Data excerpts
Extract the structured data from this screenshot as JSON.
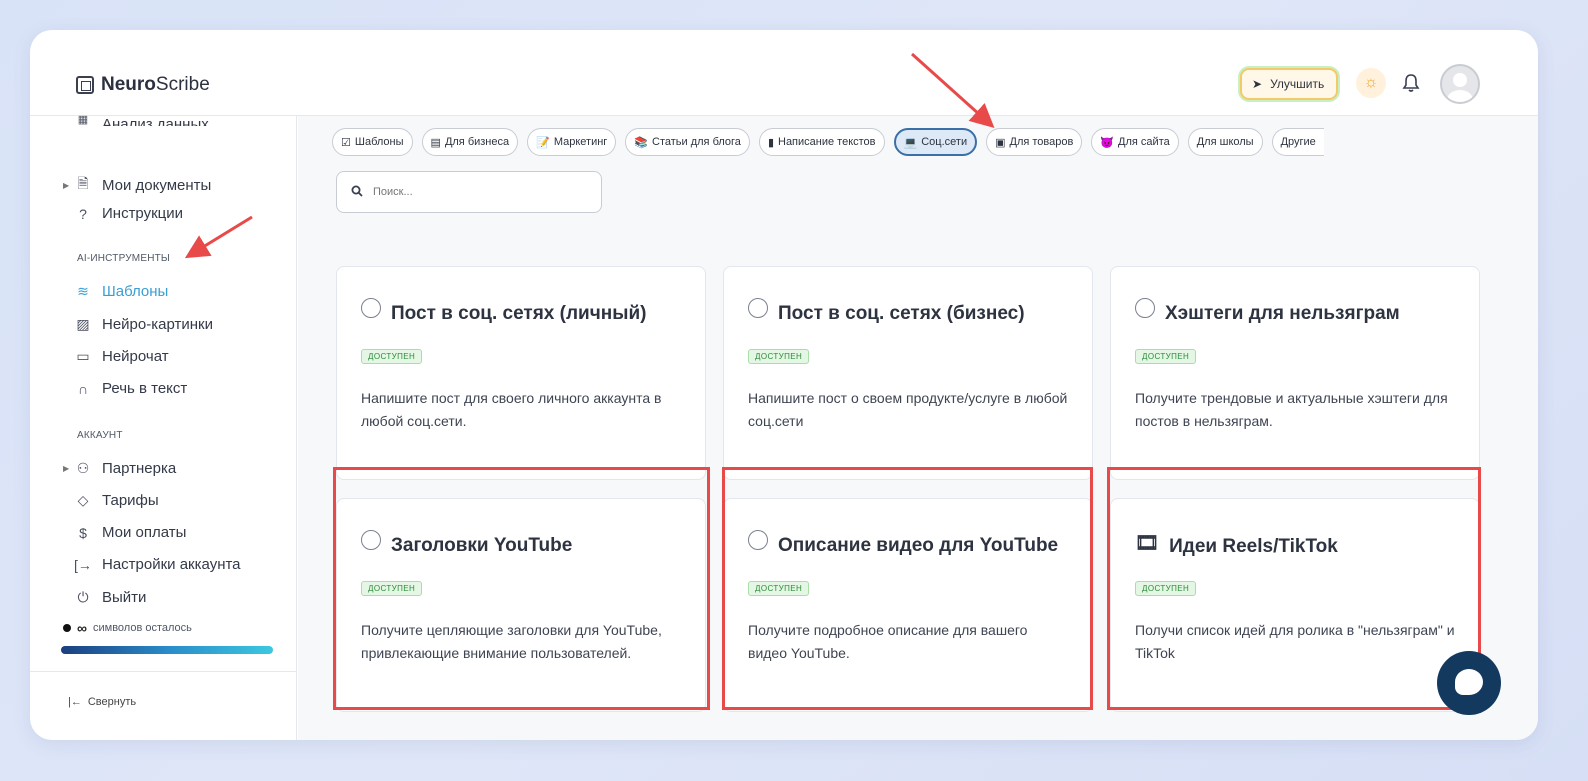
{
  "app": {
    "logo_bold": "Neuro",
    "logo_rest": "Scribe"
  },
  "header": {
    "upgrade_label": "Улучшить"
  },
  "sidebar": {
    "cut_item": "Анализ данных",
    "items_top": [
      {
        "label": "Мои документы",
        "icon": "document-icon"
      },
      {
        "label": "Инструкции",
        "icon": "help-icon"
      }
    ],
    "section_ai": "AI-ИНСТРУМЕНТЫ",
    "items_ai": [
      {
        "label": "Шаблоны",
        "icon": "layers-icon"
      },
      {
        "label": "Нейро-картинки",
        "icon": "image-icon"
      },
      {
        "label": "Нейрочат",
        "icon": "chat-icon"
      },
      {
        "label": "Речь в текст",
        "icon": "headphones-icon"
      }
    ],
    "section_account": "АККАУНТ",
    "items_account": [
      {
        "label": "Партнерка",
        "icon": "users-icon"
      },
      {
        "label": "Тарифы",
        "icon": "tag-icon"
      },
      {
        "label": "Мои оплаты",
        "icon": "dollar-icon"
      },
      {
        "label": "Настройки аккаунта",
        "icon": "login-icon"
      },
      {
        "label": "Выйти",
        "icon": "power-icon"
      }
    ],
    "quota_symbol": "∞",
    "quota_text": "символов осталось",
    "collapse_label": "Свернуть"
  },
  "chips": [
    {
      "label": "Шаблоны",
      "icon": "☑"
    },
    {
      "label": "Для бизнеса",
      "icon": "▤"
    },
    {
      "label": "Маркетинг",
      "icon": "📝"
    },
    {
      "label": "Статьи для блога",
      "icon": "📚"
    },
    {
      "label": "Написание текстов",
      "icon": "▮"
    },
    {
      "label": "Соц.сети",
      "icon": "💻"
    },
    {
      "label": "Для товаров",
      "icon": "▣"
    },
    {
      "label": "Для сайта",
      "icon": "😈"
    },
    {
      "label": "Для школы",
      "icon": ""
    },
    {
      "label": "Другие",
      "icon": ""
    }
  ],
  "search": {
    "placeholder": "Поиск..."
  },
  "cards": [
    {
      "title": "Пост в соц. сетях (личный)",
      "badge": "ДОСТУПЕН",
      "desc": "Напишите пост для своего личного аккаунта в любой соц.сети."
    },
    {
      "title": "Пост в соц. сетях (бизнес)",
      "badge": "ДОСТУПЕН",
      "desc": "Напишите пост о своем продукте/услуге в любой соц.сети"
    },
    {
      "title": "Хэштеги для нельзяграм",
      "badge": "ДОСТУПЕН",
      "desc": "Получите трендовые и актуальные хэштеги для постов в нельзяграм."
    },
    {
      "title": "Заголовки YouTube",
      "badge": "ДОСТУПЕН",
      "desc": "Получите цепляющие заголовки для YouTube, привлекающие внимание пользователей."
    },
    {
      "title": "Описание видео для YouTube",
      "badge": "ДОСТУПЕН",
      "desc": "Получите подробное описание для вашего видео YouTube."
    },
    {
      "title": "Идеи Reels/TikTok",
      "badge": "ДОСТУПЕН",
      "desc": "Получи список идей для ролика в \"нельзяграм\" и TikTok"
    }
  ]
}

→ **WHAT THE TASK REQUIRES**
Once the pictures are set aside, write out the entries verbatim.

→ **ANSWER BELOW**
Extract the structured data from this screenshot as JSON.
{
  "app": {
    "logo_bold": "Neuro",
    "logo_rest": "Scribe"
  },
  "header": {
    "upgrade_label": "Улучшить"
  },
  "sidebar": {
    "cut_item": "Анализ данных",
    "items_top": [
      {
        "label": "Мои документы",
        "icon": "document-icon"
      },
      {
        "label": "Инструкции",
        "icon": "help-icon"
      }
    ],
    "section_ai": "AI-ИНСТРУМЕНТЫ",
    "items_ai": [
      {
        "label": "Шаблоны",
        "icon": "layers-icon"
      },
      {
        "label": "Нейро-картинки",
        "icon": "image-icon"
      },
      {
        "label": "Нейрочат",
        "icon": "chat-icon"
      },
      {
        "label": "Речь в текст",
        "icon": "headphones-icon"
      }
    ],
    "section_account": "АККАУНТ",
    "items_account": [
      {
        "label": "Партнерка",
        "icon": "users-icon"
      },
      {
        "label": "Тарифы",
        "icon": "tag-icon"
      },
      {
        "label": "Мои оплаты",
        "icon": "dollar-icon"
      },
      {
        "label": "Настройки аккаунта",
        "icon": "login-icon"
      },
      {
        "label": "Выйти",
        "icon": "power-icon"
      }
    ],
    "quota_symbol": "∞",
    "quota_text": "символов осталось",
    "collapse_label": "Свернуть"
  },
  "chips": [
    {
      "label": "Шаблоны",
      "icon": "☑"
    },
    {
      "label": "Для бизнеса",
      "icon": "▤"
    },
    {
      "label": "Маркетинг",
      "icon": "📝"
    },
    {
      "label": "Статьи для блога",
      "icon": "📚"
    },
    {
      "label": "Написание текстов",
      "icon": "▮"
    },
    {
      "label": "Соц.сети",
      "icon": "💻"
    },
    {
      "label": "Для товаров",
      "icon": "▣"
    },
    {
      "label": "Для сайта",
      "icon": "😈"
    },
    {
      "label": "Для школы",
      "icon": ""
    },
    {
      "label": "Другие",
      "icon": ""
    }
  ],
  "search": {
    "placeholder": "Поиск..."
  },
  "cards": [
    {
      "title": "Пост в соц. сетях (личный)",
      "badge": "ДОСТУПЕН",
      "desc": "Напишите пост для своего личного аккаунта в любой соц.сети."
    },
    {
      "title": "Пост в соц. сетях (бизнес)",
      "badge": "ДОСТУПЕН",
      "desc": "Напишите пост о своем продукте/услуге в любой соц.сети"
    },
    {
      "title": "Хэштеги для нельзяграм",
      "badge": "ДОСТУПЕН",
      "desc": "Получите трендовые и актуальные хэштеги для постов в нельзяграм."
    },
    {
      "title": "Заголовки YouTube",
      "badge": "ДОСТУПЕН",
      "desc": "Получите цепляющие заголовки для YouTube, привлекающие внимание пользователей."
    },
    {
      "title": "Описание видео для YouTube",
      "badge": "ДОСТУПЕН",
      "desc": "Получите подробное описание для вашего видео YouTube."
    },
    {
      "title": "Идеи Reels/TikTok",
      "badge": "ДОСТУПЕН",
      "desc": "Получи список идей для ролика в \"нельзяграм\" и TikTok"
    }
  ]
}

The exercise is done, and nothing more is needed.